Written evidence submitted by Dr Jennifer Cole
1. How do you think the UK should adapt its approach to stockpiling in future, without running the risk of stockpiling the wrong things?
I would draw attention to the RUSI report on pharmaceutical resilience with regard to this question - https://rusi.org/sites/default/files/201305_cr_pharmaceutical_resilience.pdf. I think key takeaways from this were:
(a) Things that are stockpiled have a sell-by date. If one sell-by date passes and they have to be disposed of, it will inevitably be seen as money wasted and will be harder to replace. It's better to keep, for example, 6 month's supply of something you are definitely going to use than 1 week's but keeping something you may not use at all is largely wasteful. The six month's supply becomes a 'just in time' delivery issue, which can be dealt with separately or within the stockpiling question. Most hospitals etc don't have sufficient storage space to keep 6 months' supplies on site. Who is responsible for making sure private sector and subcontractors comply? Should NHS/govt stockpile for them or expect them to do it themselves?
(b) You can either stockpile the finished item (e.g. surgical masks) or the materials needed to manufacture them quickly when needed. An issue in the UK - relating to pharmaceuticals as well as masks etc - is lack of manufacturing capability in-country. When we import cheap goods from overseas rather than manufacture in-country it is hard to scale up manufacture. However, there are options to look at this more carefully - for instance, there are small-scale textile factories in the north-west of England that produce school uniforms, and high-end children's clothes producers in Wales, which could perhaps have been co-opted into manufacturing fabric masks quickly. Do we sufficiently understand at a resilience level where such capabilities lie and how to harness them? I suspect we could do better.
(c) Not stockpiling the wrong things requires agility - this again suggests better ability to manufacture quickly is better than relying on imports.

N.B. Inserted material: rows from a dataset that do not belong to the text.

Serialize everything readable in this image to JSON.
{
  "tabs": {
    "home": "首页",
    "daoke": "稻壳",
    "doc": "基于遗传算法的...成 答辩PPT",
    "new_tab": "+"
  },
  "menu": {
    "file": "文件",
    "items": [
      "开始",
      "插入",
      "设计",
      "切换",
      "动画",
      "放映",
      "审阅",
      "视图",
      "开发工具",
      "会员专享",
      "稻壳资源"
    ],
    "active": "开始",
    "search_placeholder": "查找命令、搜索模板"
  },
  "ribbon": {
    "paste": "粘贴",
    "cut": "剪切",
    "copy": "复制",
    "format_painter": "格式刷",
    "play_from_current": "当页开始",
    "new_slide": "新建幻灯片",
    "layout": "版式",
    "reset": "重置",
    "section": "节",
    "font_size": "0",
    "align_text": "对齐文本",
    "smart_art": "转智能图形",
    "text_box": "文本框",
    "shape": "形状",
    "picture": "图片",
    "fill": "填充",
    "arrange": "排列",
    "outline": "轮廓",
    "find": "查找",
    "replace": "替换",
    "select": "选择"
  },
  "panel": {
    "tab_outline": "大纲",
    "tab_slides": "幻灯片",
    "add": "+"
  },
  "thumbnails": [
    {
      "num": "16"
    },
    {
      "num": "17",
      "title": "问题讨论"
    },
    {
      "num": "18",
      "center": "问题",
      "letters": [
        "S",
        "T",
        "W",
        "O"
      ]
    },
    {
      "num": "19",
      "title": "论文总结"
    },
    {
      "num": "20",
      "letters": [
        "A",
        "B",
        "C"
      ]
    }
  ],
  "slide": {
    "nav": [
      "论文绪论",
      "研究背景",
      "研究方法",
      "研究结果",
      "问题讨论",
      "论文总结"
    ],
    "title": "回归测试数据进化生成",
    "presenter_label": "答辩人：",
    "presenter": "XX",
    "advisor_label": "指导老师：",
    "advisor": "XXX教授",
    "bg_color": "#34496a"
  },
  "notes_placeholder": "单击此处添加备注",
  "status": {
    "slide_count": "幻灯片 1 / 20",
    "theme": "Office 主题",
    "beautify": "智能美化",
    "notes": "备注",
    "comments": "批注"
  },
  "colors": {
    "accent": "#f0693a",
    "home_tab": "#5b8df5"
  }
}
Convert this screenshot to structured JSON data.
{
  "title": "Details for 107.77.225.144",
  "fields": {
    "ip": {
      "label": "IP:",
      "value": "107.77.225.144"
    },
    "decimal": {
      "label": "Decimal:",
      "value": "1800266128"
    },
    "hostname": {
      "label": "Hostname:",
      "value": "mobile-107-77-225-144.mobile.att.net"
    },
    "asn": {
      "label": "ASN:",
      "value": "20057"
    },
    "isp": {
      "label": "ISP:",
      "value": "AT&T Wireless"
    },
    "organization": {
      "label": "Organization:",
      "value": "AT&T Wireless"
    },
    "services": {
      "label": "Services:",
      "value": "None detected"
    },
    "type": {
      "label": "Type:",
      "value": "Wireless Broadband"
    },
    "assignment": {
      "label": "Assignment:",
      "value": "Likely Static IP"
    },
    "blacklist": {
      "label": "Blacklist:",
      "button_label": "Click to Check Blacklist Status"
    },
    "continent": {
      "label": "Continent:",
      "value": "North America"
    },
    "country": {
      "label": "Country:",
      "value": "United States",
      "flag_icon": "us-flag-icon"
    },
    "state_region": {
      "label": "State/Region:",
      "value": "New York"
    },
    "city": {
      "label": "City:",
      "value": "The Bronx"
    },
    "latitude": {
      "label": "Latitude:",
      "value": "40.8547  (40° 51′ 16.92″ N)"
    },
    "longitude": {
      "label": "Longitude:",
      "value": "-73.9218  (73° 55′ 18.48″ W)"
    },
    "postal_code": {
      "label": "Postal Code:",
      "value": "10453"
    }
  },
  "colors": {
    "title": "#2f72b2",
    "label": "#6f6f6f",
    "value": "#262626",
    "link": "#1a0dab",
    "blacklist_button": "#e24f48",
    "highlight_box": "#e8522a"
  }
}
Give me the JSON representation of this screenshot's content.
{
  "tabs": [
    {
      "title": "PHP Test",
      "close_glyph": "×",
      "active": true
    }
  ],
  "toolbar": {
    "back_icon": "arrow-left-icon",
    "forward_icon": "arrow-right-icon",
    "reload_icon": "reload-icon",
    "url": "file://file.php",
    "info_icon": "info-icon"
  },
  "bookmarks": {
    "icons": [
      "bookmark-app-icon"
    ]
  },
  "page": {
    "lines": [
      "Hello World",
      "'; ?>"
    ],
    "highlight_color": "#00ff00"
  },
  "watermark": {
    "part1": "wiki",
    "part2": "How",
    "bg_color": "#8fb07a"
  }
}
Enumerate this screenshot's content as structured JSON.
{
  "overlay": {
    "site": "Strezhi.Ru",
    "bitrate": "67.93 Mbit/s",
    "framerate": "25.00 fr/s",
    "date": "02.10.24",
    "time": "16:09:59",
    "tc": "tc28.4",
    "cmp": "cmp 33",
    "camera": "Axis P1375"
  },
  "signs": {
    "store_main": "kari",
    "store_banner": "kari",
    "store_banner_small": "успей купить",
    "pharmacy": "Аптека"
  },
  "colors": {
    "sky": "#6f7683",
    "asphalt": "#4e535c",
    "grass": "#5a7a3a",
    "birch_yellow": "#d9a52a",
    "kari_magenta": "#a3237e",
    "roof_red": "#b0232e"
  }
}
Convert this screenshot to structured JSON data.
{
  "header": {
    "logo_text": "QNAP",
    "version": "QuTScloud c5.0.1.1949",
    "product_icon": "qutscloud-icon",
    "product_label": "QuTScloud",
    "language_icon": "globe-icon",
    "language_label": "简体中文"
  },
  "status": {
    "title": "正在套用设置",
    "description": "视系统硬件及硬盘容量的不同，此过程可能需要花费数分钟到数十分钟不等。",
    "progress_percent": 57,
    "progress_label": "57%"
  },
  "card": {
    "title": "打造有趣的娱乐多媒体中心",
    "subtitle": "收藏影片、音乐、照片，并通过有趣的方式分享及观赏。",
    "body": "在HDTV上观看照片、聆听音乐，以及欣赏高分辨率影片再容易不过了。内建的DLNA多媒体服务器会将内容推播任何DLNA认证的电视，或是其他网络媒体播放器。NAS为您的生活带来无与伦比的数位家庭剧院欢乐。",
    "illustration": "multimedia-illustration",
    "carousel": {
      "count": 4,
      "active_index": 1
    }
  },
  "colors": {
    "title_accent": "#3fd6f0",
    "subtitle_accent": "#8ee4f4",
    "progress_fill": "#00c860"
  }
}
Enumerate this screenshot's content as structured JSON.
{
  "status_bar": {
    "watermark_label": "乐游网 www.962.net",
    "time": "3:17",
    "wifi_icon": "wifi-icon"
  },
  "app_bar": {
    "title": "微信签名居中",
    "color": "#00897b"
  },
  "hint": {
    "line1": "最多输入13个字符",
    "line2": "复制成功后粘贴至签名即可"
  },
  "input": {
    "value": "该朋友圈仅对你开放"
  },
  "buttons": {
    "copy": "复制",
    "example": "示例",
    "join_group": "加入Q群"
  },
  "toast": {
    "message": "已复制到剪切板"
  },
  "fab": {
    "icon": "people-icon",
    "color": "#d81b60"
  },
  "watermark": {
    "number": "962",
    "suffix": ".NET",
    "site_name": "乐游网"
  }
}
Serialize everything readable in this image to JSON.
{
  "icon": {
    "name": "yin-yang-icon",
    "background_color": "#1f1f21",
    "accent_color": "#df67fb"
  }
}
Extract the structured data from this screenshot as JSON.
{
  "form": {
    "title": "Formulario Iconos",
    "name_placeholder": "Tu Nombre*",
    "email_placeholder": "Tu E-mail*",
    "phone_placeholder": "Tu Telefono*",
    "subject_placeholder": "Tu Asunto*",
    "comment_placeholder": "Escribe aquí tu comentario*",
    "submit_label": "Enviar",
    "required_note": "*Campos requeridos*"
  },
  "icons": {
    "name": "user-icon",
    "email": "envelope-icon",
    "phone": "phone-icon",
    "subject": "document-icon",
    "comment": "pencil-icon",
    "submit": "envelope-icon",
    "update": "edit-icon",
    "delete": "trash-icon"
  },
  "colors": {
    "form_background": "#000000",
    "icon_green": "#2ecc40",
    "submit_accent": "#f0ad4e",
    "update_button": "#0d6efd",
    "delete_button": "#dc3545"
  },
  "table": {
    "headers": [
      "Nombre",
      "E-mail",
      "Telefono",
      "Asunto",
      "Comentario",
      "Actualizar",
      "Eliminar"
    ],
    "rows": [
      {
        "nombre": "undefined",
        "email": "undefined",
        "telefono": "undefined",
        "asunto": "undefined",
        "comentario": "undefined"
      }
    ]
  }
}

2. Do you think the preparations for Brexit in recent years have helped or hindered in testing the structures and capabilities needed for dealing with a severe biosecurity risk like COVID-19? As a new trade agreement is negotiated with the EU, what specific measures would you like to see included, from a biosecurity point of view?
Brexit preparations should have made everyone consider their business continuity plans and strengthen them. It didn't 'take the eye of the ball' of a biosecurity risk because that's not what we faced - a bad flu season could have had a similar effect. The biggest failing was the inability to protect elderly people in under-funded care homes, including lack of PPE for care workers. 'Blame Brexit' can't be used to explain away everything!
To be resilient, we need to be as resilient as possible at a local level. This includes not being dependent on other EU (or beyond EU) countries, but instead being able to stand on our own two feet, e.g. decent in-country manufacturing capacity.
3. What are your views on the strengths and weaknesses of ‘Exercise Cygnus’ in 2016? Did it test the right things? To what extent do you believe that the Government learnt the lessons of ‘Exercise Cygnus’? To what extent did Cygnus’s focus on flu mean that we were left unprepared for other infectious diseases like COVID? Did Cygnus give us a false sense of security about biosecurity risks more generally? Is there any evidence that part of Government — the Cabinet Office or the National Security Council, say — was responsible for monitoring departments to ensure their preparedness plans were kept up to date?
Woefully underfunded; NHS so stripped back no-one had time to give any reasonable consideration to it. Just fund the NHS better and you don't need to exercise.
Focus on influenza rather than a coronavirus isn't relevant - this is over-emphasized but the issue is the characteristics of the disease such as R0 (pandemic planning estimates of R1-2 broadly align with COVID19 more than its genetics. It's impossible to predict disease X so you have to plan using something as the causative agent - flu was as likely as anything. Whatever the disease was, it would have taken time to get a good grip on exact transmission mechanism, which demographics it did/didn't affect, IFR and so on. What might have been better to practice - but difficult to write into an exercise - was how to deal with that period of uncertainty but the UK did reasonably well with this, certainly compared with the US. The public needed to trust the experts to do the right thing and I think mostly they did.
Preparedness plans may have been focussed in the wrong place - dealing with cases/casualties rather than trying to stop the spread through track and trace etc. Were we thinking about new technology and non-pharmaceutical measures of disease control enough? Probably not. Did we consider how grocery deliveries would scale up in lockdown, for example? Probably not?
The biggest issue is that people who are overworked anyway don't have time to play with what ifs? Just fund them better.
4. In your view, at what point should a public health issue become a 'national security’ concern, and bring into play all of the preparedness work that that entails? Is there some sort of threshold — perhaps in terms of likely casualties or economic cost — that should be used, and, if so, what should this be?
Health should ALWAYS be a national concern, but not securitized. Prevention is better than cure - healthy people in good care have not been hit as hard as unhealthy people in poor care. Tackle the UK's disgraceful obesity problem; improve food systems; don't cut corners on elderly care etc. This is not about securitization, it's about human decency - caring about human beings and enabling them to be as healthy as possible throughout life.
9 September 2020